So here’s what you lucky people with a choice need to think about: Who do you really want negotiating your next contract with you—one of Malloy’s political partners (who owes Malloy another favor), or an independent agent who owes Malloy nothing and will bargain based solely on your best interests, working confidentially with you, not Malloy?

When Malloy and SEIU team up, the record shows, we state employees get screwed.


posted by: perturbed | July 27, 2012  8:02am


@ gompers: SEIU is a huge national political action committee masquerading as a union.

The only reason they bother with the union charade anymore is because it allows them to extort political contributions from their members by calling them “union dues.”

Here’s a glimpse at the corrupt activities they chose to spend those forced political contributions on: Illinois Scandal Spotlights SEIU’s Use of Political Tactics


posted by: RJEastHartford | July 29, 2012  11:09am

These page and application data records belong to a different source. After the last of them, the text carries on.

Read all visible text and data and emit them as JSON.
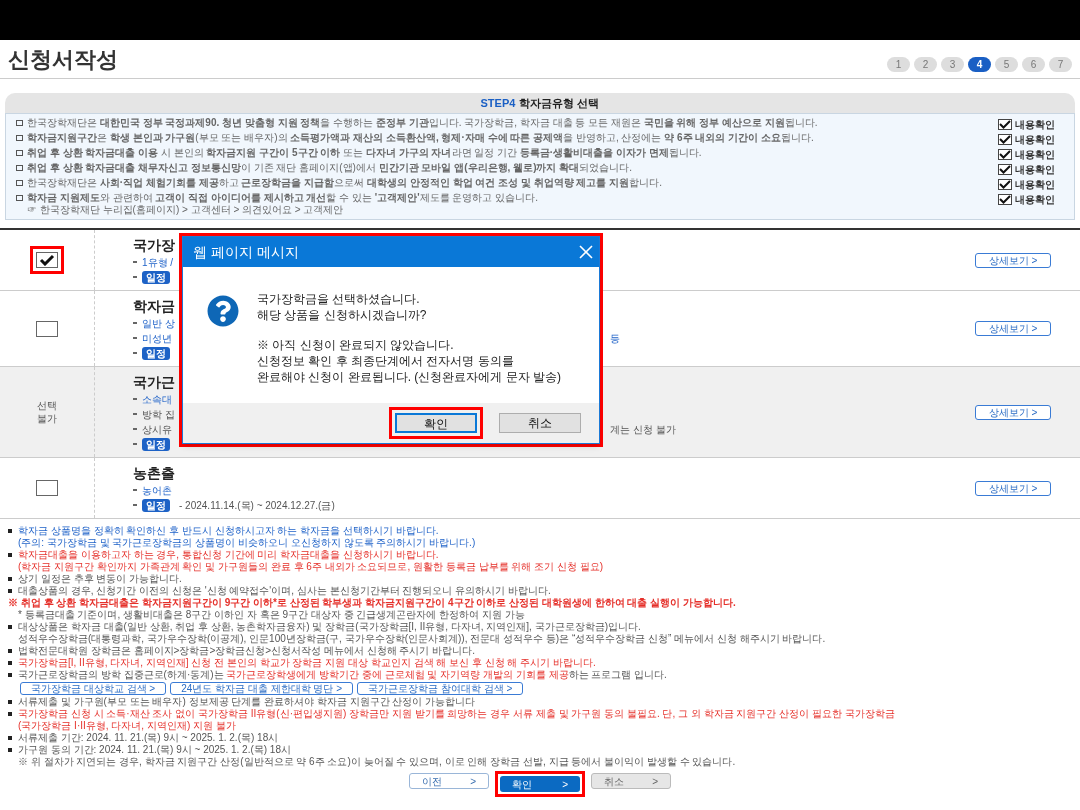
{
  "page_title": "신청서작성",
  "steps": [
    {
      "label": "1",
      "selected": false
    },
    {
      "label": "2",
      "selected": false
    },
    {
      "label": "3",
      "selected": false
    },
    {
      "label": "4",
      "selected": true
    },
    {
      "label": "5",
      "selected": false
    },
    {
      "label": "6",
      "selected": false
    },
    {
      "label": "7",
      "selected": false
    }
  ],
  "step_header": {
    "step": "STEP4",
    "title": "학자금유형 선택"
  },
  "notices": [
    {
      "text": "한국장학재단은 **대한민국 정부 국정과제90. 청년 맞춤형 지원 정책**을 수행하는 **준정부 기관**입니다. 국가장학금, 학자금 대출 등 모든 재원은 **국민을 위해 정부 예산으로 지원**됩니다.",
      "checked": true,
      "check_label": "내용확인"
    },
    {
      "text": "**학자금지원구간**은 **학생 본인과 가구원**(부모 또는 배우자)의 **소득평가액과 재산의 소득환산액, 형제·자매 수에 따른 공제액**을 반영하고, 산정에는 **약 6주 내외의 기간이 소요**됩니다.",
      "checked": true,
      "check_label": "내용확인"
    },
    {
      "text": "**취업 후 상환 학자금대출 이용** 시 본인의 **학자금지원 구간이 5구간 이하** 또는 **다자녀 가구의 자녀**라면 일정 기간 **등록금·생활비대출을 이자가 면제**됩니다.",
      "checked": true,
      "check_label": "내용확인"
    },
    {
      "text": "**취업 후 상환 학자금대출 채무자신고 정보통신망**이 기존 재단 홈페이지(앱)에서 **민간기관 모바일 앱(우리은행, 웰로)까지 확대**되었습니다.",
      "checked": true,
      "check_label": "내용확인"
    },
    {
      "text": "한국장학재단은 **사회·직업 체험기회를 제공**하고 **근로장학금을 지급함**으로써 **대학생의 안정적인 학업 여건 조성 및 취업역량 제고를 지원**합니다.",
      "checked": true,
      "check_label": "내용확인"
    },
    {
      "text": "**학자금 지원제도**와 관련하여 **고객이 직접 아이디어를 제시하고 개선**할 수 있는 **'고객제안'**제도를 운영하고 있습니다.",
      "sub": "☞ 한국장학재단 누리집(홈페이지) > 고객센터 > 의견있어요 > 고객제안",
      "checked": true,
      "check_label": "내용확인"
    }
  ],
  "products": [
    {
      "selectable": true,
      "checked": true,
      "highlighted": true,
      "shaded": false,
      "title": "국가장",
      "lines": [
        {
          "kind": "link",
          "text": "1유형 /"
        },
        {
          "kind": "schedule",
          "badge": "일정"
        }
      ],
      "detail_button": "상세보기 >"
    },
    {
      "selectable": true,
      "checked": false,
      "highlighted": false,
      "shaded": false,
      "title": "학자금",
      "lines": [
        {
          "kind": "link",
          "text": "일반 상"
        },
        {
          "kind": "link",
          "text": "미성년",
          "tail": "등"
        },
        {
          "kind": "schedule",
          "badge": "일정"
        }
      ],
      "detail_button": "상세보기 >"
    },
    {
      "selectable": false,
      "status": "선택\n불가",
      "shaded": true,
      "title": "국가근",
      "lines": [
        {
          "kind": "link",
          "text": "소속대"
        },
        {
          "kind": "plain",
          "text": "방학 집"
        },
        {
          "kind": "plain",
          "text": "상시유",
          "tail": "계는 신청 불가"
        },
        {
          "kind": "schedule",
          "badge": "일정"
        }
      ],
      "detail_button": "상세보기 >"
    },
    {
      "selectable": true,
      "checked": false,
      "highlighted": false,
      "shaded": false,
      "title": "농촌출",
      "lines": [
        {
          "kind": "link",
          "text": "농어촌"
        },
        {
          "kind": "schedule",
          "badge": "일정",
          "text": "- 2024.11.14.(목) ~ 2024.12.27.(금)"
        }
      ],
      "detail_button": "상세보기 >"
    }
  ],
  "dialog": {
    "title": "웹 페이지 메시지",
    "highlighted": true,
    "message": [
      "국가장학금을 선택하셨습니다.",
      "해당 상품을 신청하시겠습니까?"
    ],
    "notice": [
      "※ 아직 신청이 완료되지 않았습니다.",
      "신청정보 확인 후 최종단계에서 전자서명 동의를",
      "완료해야 신청이 완료됩니다. (신청완료자에게 문자 발송)"
    ],
    "buttons": [
      {
        "label": "확인",
        "focused": true,
        "highlighted": true
      },
      {
        "label": "취소",
        "focused": false,
        "highlighted": false
      }
    ]
  },
  "notes": [
    {
      "kind": "bullet",
      "segments": [
        {
          "kind": "info",
          "text": "학자금 상품명을 정확히 확인하신 후 반드시 신청하시고자 하는 학자금을 선택하시기 바랍니다."
        }
      ],
      "subs": [
        {
          "kind": "info",
          "text": "(주의: 국가장학금 및 국가근로장학금의 상품명이 비슷하오니 오신청하지 않도록 주의하시기 바랍니다.)"
        }
      ]
    },
    {
      "kind": "bullet",
      "segments": [
        {
          "kind": "alert",
          "text": "학자금대출을 이용하고자 하는 경우, 통합신청 기간에 미리 학자금대출을 신청하시기 바랍니다."
        }
      ],
      "subs": [
        {
          "kind": "alert",
          "text": "(학자금 지원구간 확인까지 가족관계 확인 및 가구원들의 완료 후 6주 내외가 소요되므로, 원활한 등록금 납부를 위해 조기 신청 필요)"
        }
      ]
    },
    {
      "kind": "bullet",
      "segments": [
        {
          "kind": "plain",
          "text": "상기 일정은 추후 변동이 가능합니다."
        }
      ]
    },
    {
      "kind": "bullet",
      "segments": [
        {
          "kind": "plain",
          "text": "대출상품의 경우, 신청기간 이전의 신청은 '신청 예약접수'이며, 심사는 본신청기간부터 진행되오니 유의하시기 바랍니다."
        }
      ]
    },
    {
      "kind": "mark",
      "segments": [
        {
          "kind": "strong",
          "text": "※ 취업 후 상환 학자금대출은 학자금지원구간이 9구간 이하*로 산정된 학부생과 학자금지원구간이 4구간 이하로 산정된 대학원생에 한하여 대출 실행이 가능합니다."
        }
      ],
      "subs": [
        {
          "kind": "plain",
          "text": "* 등록금대출 기준이며, 생활비대출은 8구간 이하인 자 혹은 9구간 대상자 중 긴급생계곤란자에 한정하여 지원 가능"
        }
      ]
    },
    {
      "kind": "bullet",
      "segments": [
        {
          "kind": "plain",
          "text": "대상상품은 학자금 대출(일반 상환, 취업 후 상환, 농촌학자금융자) 및 장학금(국가장학금[I, II유형, 다자녀, 지역인재], 국가근로장학금)입니다."
        }
      ],
      "subs": [
        {
          "kind": "plain",
          "text": "성적우수장학금(대통령과학, 국가우수장학(이공계), 인문100년장학금(구, 국가우수장학(인문사회계)), 전문대 성적우수 등)은 “성적우수장학금 신청” 메뉴에서 신청 해주시기 바랍니다."
        }
      ]
    },
    {
      "kind": "bullet",
      "segments": [
        {
          "kind": "plain",
          "text": "법학전문대학원 장학금은 홈페이지>장학금>장학금신청>신청서작성 메뉴에서 신청해 주시기 바랍니다."
        }
      ]
    },
    {
      "kind": "bullet",
      "segments": [
        {
          "kind": "alert",
          "text": "국가장학금[I, II유형, 다자녀, 지역인재] 신청 전 본인의 학교가 장학금 지원 대상 학교인지 검색 해 보신 후 신청 해 주시기 바랍니다."
        }
      ]
    },
    {
      "kind": "bullet",
      "segments": [
        {
          "kind": "plain",
          "text": "국가근로장학금의 방학 집중근로(하계·동계)는 "
        },
        {
          "kind": "alert",
          "text": "국가근로장학생에게 방학기간 중에 근로체험 및 자기역량 개발의 기회를 제공"
        },
        {
          "kind": "plain",
          "text": "하는 프로그램 입니다."
        }
      ]
    },
    {
      "kind": "links",
      "buttons": [
        "국가장학금 대상학교 검색 >",
        "24년도 학자금 대출 제한대학 명단 >",
        "국가근로장학금 참여대학 검색 >"
      ]
    },
    {
      "kind": "bullet",
      "segments": [
        {
          "kind": "plain",
          "text": "서류제출 및 가구원(부모 또는 배우자) 정보제공 단계를 완료하셔야 학자금 지원구간 산정이 가능합니다"
        }
      ]
    },
    {
      "kind": "bullet",
      "segments": [
        {
          "kind": "alert",
          "text": "국가장학금 신청 시 소득·재산 조사 없이 국가장학금 II유형(신·편입생지원) 장학금만 지원 받기를 희망하는 경우 서류 제출 및 가구원 동의 불필요. 단, 그 외 학자금 지원구간 산정이 필요한 국가장학금"
        }
      ],
      "subs": [
        {
          "kind": "alert",
          "text": "(국가장학금 I·II유형, 다자녀, 지역인재) 지원 불가"
        }
      ]
    },
    {
      "kind": "bullet",
      "segments": [
        {
          "kind": "plain",
          "text": "서류제출 기간: 2024. 11. 21.(목) 9시 ~ 2025. 1. 2.(목) 18시"
        }
      ]
    },
    {
      "kind": "bullet",
      "segments": [
        {
          "kind": "plain",
          "text": "가구원 동의 기간: 2024. 11. 21.(목) 9시 ~ 2025. 1. 2.(목) 18시"
        }
      ],
      "subs": [
        {
          "kind": "plain",
          "text": "※ 위 절차가 지연되는 경우, 학자금 지원구간 산정(일반적으로 약 6주 소요)이 늦어질 수 있으며, 이로 인해 장학금 선발, 지급 등에서 불이익이 발생할 수 있습니다."
        }
      ]
    }
  ],
  "nav_buttons": [
    {
      "label": "이전",
      "arrow": ">",
      "kind": "outline",
      "highlighted": false
    },
    {
      "label": "확인",
      "arrow": ">",
      "kind": "primary",
      "highlighted": true
    },
    {
      "label": "취소",
      "arrow": ">",
      "kind": "gray",
      "highlighted": false
    }
  ]
}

Screwed with highly subsidized/free health insurance in retirement. Since you are currently employed, what was your co-pay for your last medical procedure, prescription? If you are complaining now, how long will these posts become when the politicians take it all? You can align with any group or organization, but the politicians are hearing the call of the private sector. Talk to your neighbor, perhaps your issues pale, and should pale in comparison.